In the Commonwealth of Pennsylvania, individuals are stopped by police officers everyday for various reasons. During these stops, officers may be able to search your car for various reasons set forth below.
In any situation in which you provide consent to an officer to search your vehicle, he/she will be able to conduct a lawful search of your vehicle. However, there are situations in which consent can be made under duress. If you consented to have your vehicle searched while under duress, the items seized as a result of that search can be suppressed through a motion filed by your attorney. It is important to note that you are NEVER obligated to consent to any search of your vehicle and you would be well advised to never give consent for officers to search your car.
In situations where an officer lawfully stops a vehicle, he/she may be able to seize any illegal items that are considered to be in “plain view”. The plain view doctrine allows a police officer retrieve objects he observes the object in plain view and has probable cause to believe that it is connected with criminal activities. The incriminating character of the object should be immediately identifiable and not subject to debate as to its legality.
In the seminal case of Commonwealth v. Alexander the Pennsylvania Supreme Court overruled Commonwealth v. Gary, 91 A.3d 102 (Pa. 2014), and that Article I, Section 8 of the Pennsylvania Constitution affords greater protection to Pennsylvania’s citizens than the Fourth Amendment of the U.S. Constitution. The Court reaffirmed that the Pennsylvania Constitution requires both probable cause and exigent circumstances to justify a warrantless search of an automobile.
Generally, law enforcement must obtain a warrant before conducting a search of a vehicle One exception is an inventory search pursuant to South Dakota v. Opperman, 428 U.S. 364, 369 (1976). The authority of the police to tow vehicles comes from the police's community care-taking duties. Such duties include:
removing disabled or damaged vehicles from a roadway,
impounding automobiles which violate parking ordinances (thereby jeopardizing public safety and efficient traffic flow),
protecting the community's safety."
Inventory searches are a well-defined exception to the warrant requirement of the Fourth Amendment and, "it is reasonable for police to search the personal effects of a person under lawful arrest as part of the routine administrative procedure" Commonwealth v. Nace, 571 A.2d 1389, 1391 (Pa. 1990).
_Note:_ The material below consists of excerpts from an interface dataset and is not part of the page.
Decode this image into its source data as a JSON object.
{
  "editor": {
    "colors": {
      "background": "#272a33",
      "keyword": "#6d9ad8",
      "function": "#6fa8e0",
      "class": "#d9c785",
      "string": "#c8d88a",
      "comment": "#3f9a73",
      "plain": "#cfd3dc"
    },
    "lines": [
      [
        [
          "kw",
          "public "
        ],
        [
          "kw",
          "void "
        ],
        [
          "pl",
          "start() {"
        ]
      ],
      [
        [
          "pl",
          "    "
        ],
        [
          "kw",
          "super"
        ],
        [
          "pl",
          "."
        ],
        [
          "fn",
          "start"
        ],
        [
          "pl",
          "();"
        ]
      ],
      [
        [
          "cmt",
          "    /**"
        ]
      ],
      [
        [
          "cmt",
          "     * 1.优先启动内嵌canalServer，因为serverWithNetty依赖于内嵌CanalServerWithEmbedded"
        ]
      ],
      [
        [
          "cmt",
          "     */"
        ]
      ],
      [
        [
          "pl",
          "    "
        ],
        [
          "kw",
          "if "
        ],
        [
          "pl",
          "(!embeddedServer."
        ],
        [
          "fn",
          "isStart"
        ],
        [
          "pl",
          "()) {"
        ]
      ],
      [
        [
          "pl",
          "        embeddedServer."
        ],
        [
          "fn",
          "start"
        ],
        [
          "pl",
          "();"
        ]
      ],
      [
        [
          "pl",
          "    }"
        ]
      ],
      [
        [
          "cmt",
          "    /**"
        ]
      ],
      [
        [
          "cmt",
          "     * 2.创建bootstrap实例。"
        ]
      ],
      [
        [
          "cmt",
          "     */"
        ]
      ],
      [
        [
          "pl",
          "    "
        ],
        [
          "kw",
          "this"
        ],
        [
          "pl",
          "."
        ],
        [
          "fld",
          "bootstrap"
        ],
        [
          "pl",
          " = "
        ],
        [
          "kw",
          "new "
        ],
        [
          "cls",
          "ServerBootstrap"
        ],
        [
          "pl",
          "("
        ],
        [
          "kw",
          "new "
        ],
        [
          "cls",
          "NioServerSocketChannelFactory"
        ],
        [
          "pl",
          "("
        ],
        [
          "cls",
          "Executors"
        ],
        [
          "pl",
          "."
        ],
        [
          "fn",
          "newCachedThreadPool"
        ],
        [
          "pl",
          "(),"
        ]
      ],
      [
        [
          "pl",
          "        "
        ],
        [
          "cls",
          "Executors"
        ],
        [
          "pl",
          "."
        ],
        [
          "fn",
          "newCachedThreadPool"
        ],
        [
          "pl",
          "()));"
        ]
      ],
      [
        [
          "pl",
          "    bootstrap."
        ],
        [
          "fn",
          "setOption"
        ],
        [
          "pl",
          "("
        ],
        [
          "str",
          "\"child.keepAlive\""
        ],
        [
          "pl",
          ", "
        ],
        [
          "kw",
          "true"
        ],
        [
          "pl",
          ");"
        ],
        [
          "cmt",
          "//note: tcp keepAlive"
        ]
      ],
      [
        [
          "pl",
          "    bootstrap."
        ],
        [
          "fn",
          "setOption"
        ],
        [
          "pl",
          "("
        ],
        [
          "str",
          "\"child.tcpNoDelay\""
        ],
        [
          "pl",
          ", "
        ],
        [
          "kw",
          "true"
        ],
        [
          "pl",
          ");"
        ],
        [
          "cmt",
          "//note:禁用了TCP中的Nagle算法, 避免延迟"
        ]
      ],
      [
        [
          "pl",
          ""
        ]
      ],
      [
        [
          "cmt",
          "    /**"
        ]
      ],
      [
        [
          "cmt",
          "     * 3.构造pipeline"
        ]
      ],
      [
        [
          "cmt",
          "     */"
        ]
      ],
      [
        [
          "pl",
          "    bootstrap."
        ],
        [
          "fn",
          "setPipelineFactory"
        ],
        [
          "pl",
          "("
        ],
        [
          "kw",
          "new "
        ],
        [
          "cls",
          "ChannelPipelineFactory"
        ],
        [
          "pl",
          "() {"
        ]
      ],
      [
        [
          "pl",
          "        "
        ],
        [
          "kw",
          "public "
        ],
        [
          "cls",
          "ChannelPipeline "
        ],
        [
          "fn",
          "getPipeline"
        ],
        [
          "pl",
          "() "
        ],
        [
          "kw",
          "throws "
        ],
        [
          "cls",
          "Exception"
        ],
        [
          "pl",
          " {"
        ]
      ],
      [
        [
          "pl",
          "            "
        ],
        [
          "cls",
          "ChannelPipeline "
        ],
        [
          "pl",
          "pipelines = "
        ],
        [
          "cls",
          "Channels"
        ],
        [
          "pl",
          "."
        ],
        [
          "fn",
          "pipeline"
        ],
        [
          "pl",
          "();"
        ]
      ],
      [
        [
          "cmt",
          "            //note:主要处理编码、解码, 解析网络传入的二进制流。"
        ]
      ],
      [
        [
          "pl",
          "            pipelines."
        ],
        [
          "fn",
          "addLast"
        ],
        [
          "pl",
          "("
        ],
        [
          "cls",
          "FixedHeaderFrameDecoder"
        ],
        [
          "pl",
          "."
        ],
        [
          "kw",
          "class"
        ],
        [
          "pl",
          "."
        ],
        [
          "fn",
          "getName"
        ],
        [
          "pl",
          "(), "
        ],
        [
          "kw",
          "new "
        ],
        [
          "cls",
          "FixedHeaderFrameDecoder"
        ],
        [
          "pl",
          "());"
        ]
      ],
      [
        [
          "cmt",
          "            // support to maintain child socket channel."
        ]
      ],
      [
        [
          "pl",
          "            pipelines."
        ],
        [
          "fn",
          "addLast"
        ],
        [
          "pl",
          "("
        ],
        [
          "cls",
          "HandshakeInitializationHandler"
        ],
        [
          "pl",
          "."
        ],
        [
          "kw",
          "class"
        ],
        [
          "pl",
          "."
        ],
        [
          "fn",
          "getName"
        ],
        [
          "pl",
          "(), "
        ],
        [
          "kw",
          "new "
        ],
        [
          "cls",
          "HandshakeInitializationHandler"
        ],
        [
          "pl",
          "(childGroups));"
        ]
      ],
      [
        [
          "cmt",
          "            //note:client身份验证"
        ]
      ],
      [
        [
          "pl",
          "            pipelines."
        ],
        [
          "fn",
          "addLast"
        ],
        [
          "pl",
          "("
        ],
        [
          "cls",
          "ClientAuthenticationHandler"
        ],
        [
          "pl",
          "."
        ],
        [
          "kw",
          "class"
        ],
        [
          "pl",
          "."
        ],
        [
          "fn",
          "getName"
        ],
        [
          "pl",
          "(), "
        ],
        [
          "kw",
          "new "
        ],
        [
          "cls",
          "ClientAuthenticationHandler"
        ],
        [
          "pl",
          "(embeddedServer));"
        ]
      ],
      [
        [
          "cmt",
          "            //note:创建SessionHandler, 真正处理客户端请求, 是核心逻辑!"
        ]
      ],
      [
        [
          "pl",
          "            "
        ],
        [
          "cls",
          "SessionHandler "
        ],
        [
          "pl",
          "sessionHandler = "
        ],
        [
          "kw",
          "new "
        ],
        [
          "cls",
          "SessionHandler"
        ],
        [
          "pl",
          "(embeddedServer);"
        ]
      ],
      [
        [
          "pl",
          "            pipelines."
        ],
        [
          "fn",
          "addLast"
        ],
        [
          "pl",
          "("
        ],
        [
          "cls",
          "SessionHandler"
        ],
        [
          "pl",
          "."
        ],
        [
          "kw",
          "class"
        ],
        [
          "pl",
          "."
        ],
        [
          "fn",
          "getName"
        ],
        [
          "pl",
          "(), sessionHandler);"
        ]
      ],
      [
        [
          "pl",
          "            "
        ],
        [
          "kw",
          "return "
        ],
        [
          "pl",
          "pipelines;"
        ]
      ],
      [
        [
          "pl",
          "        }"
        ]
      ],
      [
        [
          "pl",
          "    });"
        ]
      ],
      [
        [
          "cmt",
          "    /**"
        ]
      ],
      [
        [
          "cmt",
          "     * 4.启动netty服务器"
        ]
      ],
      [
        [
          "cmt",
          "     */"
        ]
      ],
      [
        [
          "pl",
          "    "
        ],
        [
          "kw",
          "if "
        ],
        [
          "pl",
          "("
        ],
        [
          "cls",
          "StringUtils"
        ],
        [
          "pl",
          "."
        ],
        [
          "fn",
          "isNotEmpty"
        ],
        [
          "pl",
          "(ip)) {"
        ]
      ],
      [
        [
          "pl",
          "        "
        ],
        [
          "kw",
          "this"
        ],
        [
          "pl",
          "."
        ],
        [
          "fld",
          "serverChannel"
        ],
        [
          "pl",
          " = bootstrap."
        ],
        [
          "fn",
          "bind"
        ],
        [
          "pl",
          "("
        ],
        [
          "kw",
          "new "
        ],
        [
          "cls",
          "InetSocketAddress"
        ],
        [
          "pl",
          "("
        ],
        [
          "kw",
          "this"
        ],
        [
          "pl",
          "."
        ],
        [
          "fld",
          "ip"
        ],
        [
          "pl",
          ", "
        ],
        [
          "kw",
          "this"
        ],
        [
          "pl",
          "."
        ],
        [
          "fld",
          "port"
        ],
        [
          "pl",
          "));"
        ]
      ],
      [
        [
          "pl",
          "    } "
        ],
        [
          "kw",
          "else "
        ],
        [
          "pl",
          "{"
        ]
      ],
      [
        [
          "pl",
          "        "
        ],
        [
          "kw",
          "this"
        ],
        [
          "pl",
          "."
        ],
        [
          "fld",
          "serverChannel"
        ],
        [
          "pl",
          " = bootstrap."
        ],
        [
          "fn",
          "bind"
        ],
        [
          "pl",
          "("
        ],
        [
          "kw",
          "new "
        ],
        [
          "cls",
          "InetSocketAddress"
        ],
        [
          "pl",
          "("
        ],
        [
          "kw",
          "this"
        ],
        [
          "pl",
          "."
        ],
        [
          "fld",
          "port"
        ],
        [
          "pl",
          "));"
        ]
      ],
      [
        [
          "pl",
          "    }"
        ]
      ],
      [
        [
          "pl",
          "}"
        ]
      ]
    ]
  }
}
At The Town Law, we understand just how stressful facing criminal charges can be. With our vast experience handling vehicle search cases throughout Bucks County, Delaware County, Chester County, Montgomery County, and Philadelphia County in Pennsylvania, we are well-equipped to ensure you get the best result possible with attentive attorneys by your side throughout the process. Contact our firm today for a free consultation. Our staff of experienced attorneys is dedicated to the best outcomes for all of our clients.